--- INFORMATION SUPPLIED Enclosed Below ---

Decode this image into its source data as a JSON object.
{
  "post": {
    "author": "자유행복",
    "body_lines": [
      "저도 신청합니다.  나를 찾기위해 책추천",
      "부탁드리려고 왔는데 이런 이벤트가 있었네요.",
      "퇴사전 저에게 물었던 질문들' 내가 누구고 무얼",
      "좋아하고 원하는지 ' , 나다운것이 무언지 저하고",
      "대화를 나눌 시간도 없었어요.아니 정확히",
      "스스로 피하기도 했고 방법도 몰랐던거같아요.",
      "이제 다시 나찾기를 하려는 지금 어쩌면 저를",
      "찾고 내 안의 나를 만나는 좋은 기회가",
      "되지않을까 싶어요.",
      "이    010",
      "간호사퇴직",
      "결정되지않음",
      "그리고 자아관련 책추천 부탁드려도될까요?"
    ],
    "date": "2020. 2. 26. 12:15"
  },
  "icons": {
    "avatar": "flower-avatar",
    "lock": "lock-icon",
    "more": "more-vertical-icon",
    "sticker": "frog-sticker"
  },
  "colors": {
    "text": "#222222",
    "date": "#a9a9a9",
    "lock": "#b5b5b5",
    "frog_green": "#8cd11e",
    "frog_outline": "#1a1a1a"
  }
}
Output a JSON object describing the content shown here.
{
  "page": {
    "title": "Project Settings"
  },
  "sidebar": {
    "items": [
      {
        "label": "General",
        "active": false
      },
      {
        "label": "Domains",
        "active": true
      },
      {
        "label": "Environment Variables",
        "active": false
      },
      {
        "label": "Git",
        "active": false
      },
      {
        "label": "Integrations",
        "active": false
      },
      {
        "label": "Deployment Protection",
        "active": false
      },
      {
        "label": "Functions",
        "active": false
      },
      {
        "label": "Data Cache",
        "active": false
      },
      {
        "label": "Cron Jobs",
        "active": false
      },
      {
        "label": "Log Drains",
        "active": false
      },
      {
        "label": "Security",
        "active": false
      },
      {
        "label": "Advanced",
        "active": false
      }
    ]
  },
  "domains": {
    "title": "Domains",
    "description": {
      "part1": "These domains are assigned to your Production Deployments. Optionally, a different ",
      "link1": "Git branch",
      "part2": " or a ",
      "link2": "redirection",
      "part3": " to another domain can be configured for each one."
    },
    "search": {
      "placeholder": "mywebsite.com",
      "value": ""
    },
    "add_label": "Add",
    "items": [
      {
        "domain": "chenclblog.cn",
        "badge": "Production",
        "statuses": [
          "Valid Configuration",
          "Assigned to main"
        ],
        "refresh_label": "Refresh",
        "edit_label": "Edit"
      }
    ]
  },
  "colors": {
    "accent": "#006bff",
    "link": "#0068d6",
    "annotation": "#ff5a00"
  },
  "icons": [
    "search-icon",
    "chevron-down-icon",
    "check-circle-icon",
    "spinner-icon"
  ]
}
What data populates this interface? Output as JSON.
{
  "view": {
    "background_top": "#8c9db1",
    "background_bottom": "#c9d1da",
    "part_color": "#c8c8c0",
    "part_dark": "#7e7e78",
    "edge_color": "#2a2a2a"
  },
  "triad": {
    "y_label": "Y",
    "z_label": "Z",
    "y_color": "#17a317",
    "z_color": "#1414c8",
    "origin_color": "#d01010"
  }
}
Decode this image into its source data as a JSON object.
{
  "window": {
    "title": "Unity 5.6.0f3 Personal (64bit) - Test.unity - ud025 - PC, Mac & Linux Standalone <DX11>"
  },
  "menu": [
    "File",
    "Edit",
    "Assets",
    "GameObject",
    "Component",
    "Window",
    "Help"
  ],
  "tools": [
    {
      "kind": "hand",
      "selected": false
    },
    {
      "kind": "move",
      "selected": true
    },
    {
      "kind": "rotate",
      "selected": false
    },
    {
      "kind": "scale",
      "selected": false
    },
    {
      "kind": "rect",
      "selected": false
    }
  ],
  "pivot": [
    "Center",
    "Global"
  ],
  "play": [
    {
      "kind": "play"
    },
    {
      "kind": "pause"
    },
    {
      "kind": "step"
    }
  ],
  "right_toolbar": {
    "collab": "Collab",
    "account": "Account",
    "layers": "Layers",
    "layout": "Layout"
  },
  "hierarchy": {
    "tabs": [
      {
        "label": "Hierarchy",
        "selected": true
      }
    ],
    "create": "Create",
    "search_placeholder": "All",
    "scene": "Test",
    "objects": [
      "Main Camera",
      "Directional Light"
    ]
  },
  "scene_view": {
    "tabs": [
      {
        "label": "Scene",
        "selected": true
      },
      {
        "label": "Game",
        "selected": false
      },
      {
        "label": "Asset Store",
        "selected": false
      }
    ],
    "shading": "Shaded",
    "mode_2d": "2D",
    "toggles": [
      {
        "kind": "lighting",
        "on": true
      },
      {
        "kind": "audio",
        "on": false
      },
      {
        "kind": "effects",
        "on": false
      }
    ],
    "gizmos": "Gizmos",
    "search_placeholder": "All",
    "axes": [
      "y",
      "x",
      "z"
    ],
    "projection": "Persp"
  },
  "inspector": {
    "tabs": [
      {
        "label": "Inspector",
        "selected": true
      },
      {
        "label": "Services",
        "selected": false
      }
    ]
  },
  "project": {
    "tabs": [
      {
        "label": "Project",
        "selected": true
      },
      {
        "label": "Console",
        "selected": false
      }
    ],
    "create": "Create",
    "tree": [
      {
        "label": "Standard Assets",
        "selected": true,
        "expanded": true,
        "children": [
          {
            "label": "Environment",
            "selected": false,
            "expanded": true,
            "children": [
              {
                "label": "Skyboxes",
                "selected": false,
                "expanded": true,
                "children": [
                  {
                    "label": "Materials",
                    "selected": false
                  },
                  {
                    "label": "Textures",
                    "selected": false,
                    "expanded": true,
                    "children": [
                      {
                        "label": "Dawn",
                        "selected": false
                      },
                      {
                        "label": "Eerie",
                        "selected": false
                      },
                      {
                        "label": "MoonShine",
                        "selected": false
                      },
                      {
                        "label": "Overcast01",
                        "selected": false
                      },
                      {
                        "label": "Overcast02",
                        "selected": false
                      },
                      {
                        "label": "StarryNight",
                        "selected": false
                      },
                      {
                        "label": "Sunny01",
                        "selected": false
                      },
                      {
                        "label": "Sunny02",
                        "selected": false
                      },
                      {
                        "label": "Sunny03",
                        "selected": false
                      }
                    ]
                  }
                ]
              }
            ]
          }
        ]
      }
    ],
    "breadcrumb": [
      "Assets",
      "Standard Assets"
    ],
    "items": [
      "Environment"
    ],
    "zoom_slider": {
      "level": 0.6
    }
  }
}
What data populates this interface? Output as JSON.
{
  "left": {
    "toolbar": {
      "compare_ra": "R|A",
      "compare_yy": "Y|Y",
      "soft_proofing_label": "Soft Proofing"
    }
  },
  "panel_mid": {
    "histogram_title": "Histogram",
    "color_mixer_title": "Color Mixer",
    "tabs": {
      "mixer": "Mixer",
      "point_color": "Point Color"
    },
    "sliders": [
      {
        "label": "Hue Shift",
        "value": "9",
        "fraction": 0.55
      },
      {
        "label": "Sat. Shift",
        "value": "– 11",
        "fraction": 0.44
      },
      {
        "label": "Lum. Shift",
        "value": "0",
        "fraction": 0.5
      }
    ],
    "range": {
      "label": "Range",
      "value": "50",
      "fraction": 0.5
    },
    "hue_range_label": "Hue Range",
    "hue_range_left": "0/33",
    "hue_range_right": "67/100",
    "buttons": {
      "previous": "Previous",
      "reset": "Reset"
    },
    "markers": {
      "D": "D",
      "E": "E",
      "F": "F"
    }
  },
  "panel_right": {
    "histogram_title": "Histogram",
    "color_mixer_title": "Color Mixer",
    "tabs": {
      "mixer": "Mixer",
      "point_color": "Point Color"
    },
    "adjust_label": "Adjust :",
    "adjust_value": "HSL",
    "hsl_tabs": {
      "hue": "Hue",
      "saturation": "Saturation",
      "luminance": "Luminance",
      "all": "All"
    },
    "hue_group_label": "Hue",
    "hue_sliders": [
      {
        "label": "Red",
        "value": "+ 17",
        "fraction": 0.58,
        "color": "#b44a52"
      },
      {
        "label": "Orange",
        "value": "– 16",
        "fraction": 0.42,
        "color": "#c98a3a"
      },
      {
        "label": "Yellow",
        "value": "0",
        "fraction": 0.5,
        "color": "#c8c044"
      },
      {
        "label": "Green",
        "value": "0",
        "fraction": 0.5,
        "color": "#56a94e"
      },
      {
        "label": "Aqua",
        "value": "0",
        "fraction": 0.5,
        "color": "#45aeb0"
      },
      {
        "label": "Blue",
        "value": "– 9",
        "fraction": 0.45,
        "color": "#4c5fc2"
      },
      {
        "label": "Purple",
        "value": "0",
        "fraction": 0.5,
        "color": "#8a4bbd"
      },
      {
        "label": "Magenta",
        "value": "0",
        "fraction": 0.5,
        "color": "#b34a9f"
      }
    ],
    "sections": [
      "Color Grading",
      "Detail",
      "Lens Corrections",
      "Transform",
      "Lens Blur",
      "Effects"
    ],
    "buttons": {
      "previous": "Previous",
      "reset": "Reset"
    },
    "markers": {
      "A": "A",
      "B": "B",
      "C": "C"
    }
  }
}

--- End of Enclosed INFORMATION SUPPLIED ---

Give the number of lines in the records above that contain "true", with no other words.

### RESULT FOR THIS TASK
12